→ **Task details**
Each entry that follows should be written again verbatim.

(Beginning of Given information)

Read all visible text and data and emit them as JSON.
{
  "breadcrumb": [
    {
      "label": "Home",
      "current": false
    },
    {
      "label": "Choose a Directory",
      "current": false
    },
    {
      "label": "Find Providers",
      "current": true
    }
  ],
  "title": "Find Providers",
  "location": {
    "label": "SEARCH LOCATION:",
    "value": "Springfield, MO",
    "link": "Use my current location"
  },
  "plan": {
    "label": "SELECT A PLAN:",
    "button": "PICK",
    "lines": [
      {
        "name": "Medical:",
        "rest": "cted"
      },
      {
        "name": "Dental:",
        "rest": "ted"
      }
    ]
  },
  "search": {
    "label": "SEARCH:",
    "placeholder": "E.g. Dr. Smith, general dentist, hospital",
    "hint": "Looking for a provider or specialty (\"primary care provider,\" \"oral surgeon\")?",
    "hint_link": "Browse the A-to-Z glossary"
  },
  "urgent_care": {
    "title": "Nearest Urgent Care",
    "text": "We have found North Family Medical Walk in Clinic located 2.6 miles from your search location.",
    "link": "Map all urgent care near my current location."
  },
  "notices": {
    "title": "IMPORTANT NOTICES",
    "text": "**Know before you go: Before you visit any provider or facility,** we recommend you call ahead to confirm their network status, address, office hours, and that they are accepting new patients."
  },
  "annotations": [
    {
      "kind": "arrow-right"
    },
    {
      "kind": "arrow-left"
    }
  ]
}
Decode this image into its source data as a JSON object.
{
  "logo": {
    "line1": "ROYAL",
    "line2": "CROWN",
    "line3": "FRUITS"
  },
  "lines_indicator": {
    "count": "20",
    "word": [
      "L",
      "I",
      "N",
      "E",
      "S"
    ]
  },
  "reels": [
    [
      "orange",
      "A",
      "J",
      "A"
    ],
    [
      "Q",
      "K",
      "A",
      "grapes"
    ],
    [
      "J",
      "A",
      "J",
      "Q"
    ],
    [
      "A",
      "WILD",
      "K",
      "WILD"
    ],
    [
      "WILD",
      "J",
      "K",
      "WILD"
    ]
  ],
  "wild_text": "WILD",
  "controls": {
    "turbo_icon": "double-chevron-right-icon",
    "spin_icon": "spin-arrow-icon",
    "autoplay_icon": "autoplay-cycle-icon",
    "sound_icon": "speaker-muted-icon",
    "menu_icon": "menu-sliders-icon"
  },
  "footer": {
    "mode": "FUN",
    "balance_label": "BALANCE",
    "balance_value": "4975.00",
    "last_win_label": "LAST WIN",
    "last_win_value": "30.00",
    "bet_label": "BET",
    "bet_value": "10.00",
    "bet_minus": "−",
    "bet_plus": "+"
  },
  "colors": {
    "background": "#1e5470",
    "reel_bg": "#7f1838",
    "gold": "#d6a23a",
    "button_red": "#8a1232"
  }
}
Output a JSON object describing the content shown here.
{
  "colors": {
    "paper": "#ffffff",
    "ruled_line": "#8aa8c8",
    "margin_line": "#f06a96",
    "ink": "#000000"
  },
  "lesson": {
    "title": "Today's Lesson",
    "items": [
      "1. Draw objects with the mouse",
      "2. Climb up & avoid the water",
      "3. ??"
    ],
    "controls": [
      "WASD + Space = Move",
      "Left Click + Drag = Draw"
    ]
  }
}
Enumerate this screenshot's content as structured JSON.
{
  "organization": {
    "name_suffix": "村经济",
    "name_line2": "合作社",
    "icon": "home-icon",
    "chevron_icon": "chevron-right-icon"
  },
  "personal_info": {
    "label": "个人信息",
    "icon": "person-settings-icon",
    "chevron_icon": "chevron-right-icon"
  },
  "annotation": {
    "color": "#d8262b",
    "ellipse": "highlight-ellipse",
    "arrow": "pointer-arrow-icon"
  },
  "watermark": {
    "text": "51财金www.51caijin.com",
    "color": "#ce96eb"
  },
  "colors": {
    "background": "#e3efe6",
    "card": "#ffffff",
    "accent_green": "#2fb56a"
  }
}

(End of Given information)

→ **Answer area**
Read all visible text and data and emit them as JSON.
{
  "breadcrumb": [
    {
      "label": "Home",
      "current": false
    },
    {
      "label": "Choose a Directory",
      "current": false
    },
    {
      "label": "Find Providers",
      "current": true
    }
  ],
  "title": "Find Providers",
  "location": {
    "label": "SEARCH LOCATION:",
    "value": "Springfield, MO",
    "link": "Use my current location"
  },
  "plan": {
    "label": "SELECT A PLAN:",
    "button": "PICK",
    "lines": [
      {
        "name": "Medical:",
        "rest": "cted"
      },
      {
        "name": "Dental:",
        "rest": "ted"
      }
    ]
  },
  "search": {
    "label": "SEARCH:",
    "placeholder": "E.g. Dr. Smith, general dentist, hospital",
    "hint": "Looking for a provider or specialty (\"primary care provider,\" \"oral surgeon\")?",
    "hint_link": "Browse the A-to-Z glossary"
  },
  "urgent_care": {
    "title": "Nearest Urgent Care",
    "text": "We have found North Family Medical Walk in Clinic located 2.6 miles from your search location.",
    "link": "Map all urgent care near my current location."
  },
  "notices": {
    "title": "IMPORTANT NOTICES",
    "text": "**Know before you go: Before you visit any provider or facility,** we recommend you call ahead to confirm their network status, address, office hours, and that they are accepting new patients."
  },
  "annotations": [
    {
      "kind": "arrow-right"
    },
    {
      "kind": "arrow-left"
    }
  ]
}
Decode this image into its source data as a JSON object.
{
  "logo": {
    "line1": "ROYAL",
    "line2": "CROWN",
    "line3": "FRUITS"
  },
  "lines_indicator": {
    "count": "20",
    "word": [
      "L",
      "I",
      "N",
      "E",
      "S"
    ]
  },
  "reels": [
    [
      "orange",
      "A",
      "J",
      "A"
    ],
    [
      "Q",
      "K",
      "A",
      "grapes"
    ],
    [
      "J",
      "A",
      "J",
      "Q"
    ],
    [
      "A",
      "WILD",
      "K",
      "WILD"
    ],
    [
      "WILD",
      "J",
      "K",
      "WILD"
    ]
  ],
  "wild_text": "WILD",
  "controls": {
    "turbo_icon": "double-chevron-right-icon",
    "spin_icon": "spin-arrow-icon",
    "autoplay_icon": "autoplay-cycle-icon",
    "sound_icon": "speaker-muted-icon",
    "menu_icon": "menu-sliders-icon"
  },
  "footer": {
    "mode": "FUN",
    "balance_label": "BALANCE",
    "balance_value": "4975.00",
    "last_win_label": "LAST WIN",
    "last_win_value": "30.00",
    "bet_label": "BET",
    "bet_value": "10.00",
    "bet_minus": "−",
    "bet_plus": "+"
  },
  "colors": {
    "background": "#1e5470",
    "reel_bg": "#7f1838",
    "gold": "#d6a23a",
    "button_red": "#8a1232"
  }
}
Output a JSON object describing the content shown here.
{
  "colors": {
    "paper": "#ffffff",
    "ruled_line": "#8aa8c8",
    "margin_line": "#f06a96",
    "ink": "#000000"
  },
  "lesson": {
    "title": "Today's Lesson",
    "items": [
      "1. Draw objects with the mouse",
      "2. Climb up & avoid the water",
      "3. ??"
    ],
    "controls": [
      "WASD + Space = Move",
      "Left Click + Drag = Draw"
    ]
  }
}
Enumerate this screenshot's content as structured JSON.
{
  "organization": {
    "name_suffix": "村经济",
    "name_line2": "合作社",
    "icon": "home-icon",
    "chevron_icon": "chevron-right-icon"
  },
  "personal_info": {
    "label": "个人信息",
    "icon": "person-settings-icon",
    "chevron_icon": "chevron-right-icon"
  },
  "annotation": {
    "color": "#d8262b",
    "ellipse": "highlight-ellipse",
    "arrow": "pointer-arrow-icon"
  },
  "watermark": {
    "text": "51财金www.51caijin.com",
    "color": "#ce96eb"
  },
  "colors": {
    "background": "#e3efe6",
    "card": "#ffffff",
    "accent_green": "#2fb56a"
  }
}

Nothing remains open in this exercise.